- Grilling: This method adds a touch of smokiness to the fish, while keeping its integrity and texture intact.
Nutritional Value of Whiting
When I first tried whiting, I was not only impressed by its delicate taste but also by its nutritional value. A 100-gram serving provides 86 calories, consisting of 19 grams of protein and only 1 gram of fat. Moreover, whiting is packed with essential vitamins and minerals such as vitamins A and C, calcium, and iron.
As a lean protein source, I found whiting to be a perfect addition to my diet. It does not contain as much unhealthy saturated fat as meat does, which makes it a healthier choice for meals. Additionally, the fish is low in cholesterol and oil, contributing to its overall appeal as a nutritious option.
In each standard-sized whiting fillet, there is roughly 18 grams of protein and about 1 gram of fat, making it an ideal lean protein choice. I discovered that the fillet contains only 67 milligrams of cholesterol and 72 milligrams of sodium, which further solidifies its place as a health-conscious choice.
In summary, here are the key nutritional aspects of whiting:
- Calories: 86 (per 100g)
- Protein: 19g
- Fat: 1g
- Vitamins: A, C
- Minerals: Calcium, Iron
As a delicious and nutritious fish, whiting satisfies both my taste buds and my nutritional needs.

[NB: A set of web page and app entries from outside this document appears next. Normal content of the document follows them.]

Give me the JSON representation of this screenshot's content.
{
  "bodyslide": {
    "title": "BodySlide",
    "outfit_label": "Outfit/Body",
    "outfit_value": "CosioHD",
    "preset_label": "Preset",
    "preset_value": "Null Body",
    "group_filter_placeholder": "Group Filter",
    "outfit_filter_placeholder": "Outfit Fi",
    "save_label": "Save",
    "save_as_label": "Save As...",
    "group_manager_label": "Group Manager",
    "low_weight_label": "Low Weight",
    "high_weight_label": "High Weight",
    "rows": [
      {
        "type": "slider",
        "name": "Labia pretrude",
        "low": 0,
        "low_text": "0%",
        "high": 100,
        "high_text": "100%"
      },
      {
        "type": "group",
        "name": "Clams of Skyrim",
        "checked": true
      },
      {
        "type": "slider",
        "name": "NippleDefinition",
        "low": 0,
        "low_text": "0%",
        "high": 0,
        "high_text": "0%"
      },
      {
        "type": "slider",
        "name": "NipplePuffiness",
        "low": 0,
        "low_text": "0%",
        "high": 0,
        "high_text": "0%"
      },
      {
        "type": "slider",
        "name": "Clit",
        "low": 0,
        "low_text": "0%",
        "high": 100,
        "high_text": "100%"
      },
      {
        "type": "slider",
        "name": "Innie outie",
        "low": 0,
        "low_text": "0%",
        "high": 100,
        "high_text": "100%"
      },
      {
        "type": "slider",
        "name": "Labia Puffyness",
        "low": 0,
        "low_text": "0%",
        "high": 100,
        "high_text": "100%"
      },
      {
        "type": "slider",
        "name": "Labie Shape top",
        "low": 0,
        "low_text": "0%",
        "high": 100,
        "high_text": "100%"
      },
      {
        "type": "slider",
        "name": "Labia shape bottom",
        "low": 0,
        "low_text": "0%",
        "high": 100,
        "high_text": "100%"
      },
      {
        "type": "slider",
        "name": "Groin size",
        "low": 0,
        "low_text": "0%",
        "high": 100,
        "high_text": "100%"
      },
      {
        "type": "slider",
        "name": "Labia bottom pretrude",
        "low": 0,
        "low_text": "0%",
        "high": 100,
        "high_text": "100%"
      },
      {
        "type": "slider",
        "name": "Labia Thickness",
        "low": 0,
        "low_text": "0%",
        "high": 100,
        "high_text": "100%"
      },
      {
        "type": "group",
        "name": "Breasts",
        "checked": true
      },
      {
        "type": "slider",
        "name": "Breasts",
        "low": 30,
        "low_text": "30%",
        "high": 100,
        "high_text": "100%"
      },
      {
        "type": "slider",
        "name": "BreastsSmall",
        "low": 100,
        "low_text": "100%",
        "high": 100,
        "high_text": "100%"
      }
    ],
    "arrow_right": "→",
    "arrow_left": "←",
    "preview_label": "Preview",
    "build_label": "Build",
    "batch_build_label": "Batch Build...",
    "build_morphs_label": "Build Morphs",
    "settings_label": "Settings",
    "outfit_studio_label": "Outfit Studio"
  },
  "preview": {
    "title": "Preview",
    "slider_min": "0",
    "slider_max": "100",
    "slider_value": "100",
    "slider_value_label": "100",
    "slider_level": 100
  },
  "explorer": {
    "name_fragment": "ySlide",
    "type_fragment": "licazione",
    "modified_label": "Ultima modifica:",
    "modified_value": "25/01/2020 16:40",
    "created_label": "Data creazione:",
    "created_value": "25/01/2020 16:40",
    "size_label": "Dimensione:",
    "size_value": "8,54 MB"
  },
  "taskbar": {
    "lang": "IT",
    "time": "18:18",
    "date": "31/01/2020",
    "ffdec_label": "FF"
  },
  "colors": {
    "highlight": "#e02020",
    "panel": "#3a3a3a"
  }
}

Its mild flavor and impressive nutrient profile make it an excellent addition to my seafood diet.
Comparing Whiting to Other Fish
Before diving into the comparisons, it’s essential to understand that whiting has a sweet, delicate flavor and its meat is light, firm, and lean. It belongs to the Gadidae family, just like cod, and is a rich source of proteins and vitamin B (Upland Coast). Now let’s compare whiting to other fish species.
Whiting vs. Cod
Whiting and cod share similarities in taste, but there are subtle differences between the two. Both are whitefish with a mild, sweet flavor. However, whiting’s taste is slightly sweeter and more delicate compared to cod. Cod has a firmer texture, while whiting has a less dense, flakier texture.
|Nutrient||Whiting (100g)||Cod (100g)|
Both fish are low calorie and high in protein, but whiting has slightly more calories, protein, and fat than cod.
Whiting vs. Haddock
Whiting and haddock are also similar in taste and appearance, but haddock exhibits a more pronounced fishy flavor. Haddock’s texture is firmer and denser than that of whiting, making it more suitable for recipes requiring a sturdy whitefish.
|Nutrient||Whiting (100g)||Haddock (100g)|
In terms of nutrition, haddock has slightly more calories, but they both have the same amount of protein, with whiting containing marginally more fat.
How to Choose and Store Whiting
When I select whiting at the market, I first look for whole fish with bright, clear eyes and firm, shiny flesh. This indicates freshness, and since whiting has such a delicate flavor, a fresh catch is essential for enjoying the best taste possible.
Next, I check the gills. They should be a bright red color, free of any slime or smell. When it comes to the smell, I find that whiting should have a delicate, mild sea aroma. If it has a strong, off-putting odor, it most likely isn’t fresh.
When purchasing fillets, I ensure that they have a bright white color, a firm texture, and no signs of browning or drying around the edges. It’s always a good idea to ask the fishmonger for advice, as they can often share valuable tips and recommendations.
Once I’ve chosen the perfect whiting, I store it in the coolest part of my refrigerator, in the original packaging, for up to two days. If I don’t plan on cooking it immediately, I place the whole fish or fillets in a sealable plastic bag and put it on a bed of ice in a shallow container. This helps maintain the freshness and quality of the fish.
Another option is to freeze the whiting for longer storage. Here’s how I do it:
- Pat the fish dry with paper towels to remove excess moisture.
- Wrap each fillet or whole fish individually in plastic wrap.
- Place the wrapped pieces in a sealable freezer bag and press out all the air before sealing.
- Label the bag with the date and type of fish, so I can easily track when it was frozen.
By following these steps, I ensure that my whiting remains fresh, tasty, and ready to cook whenever I want to enjoy its tender, flaky goodness.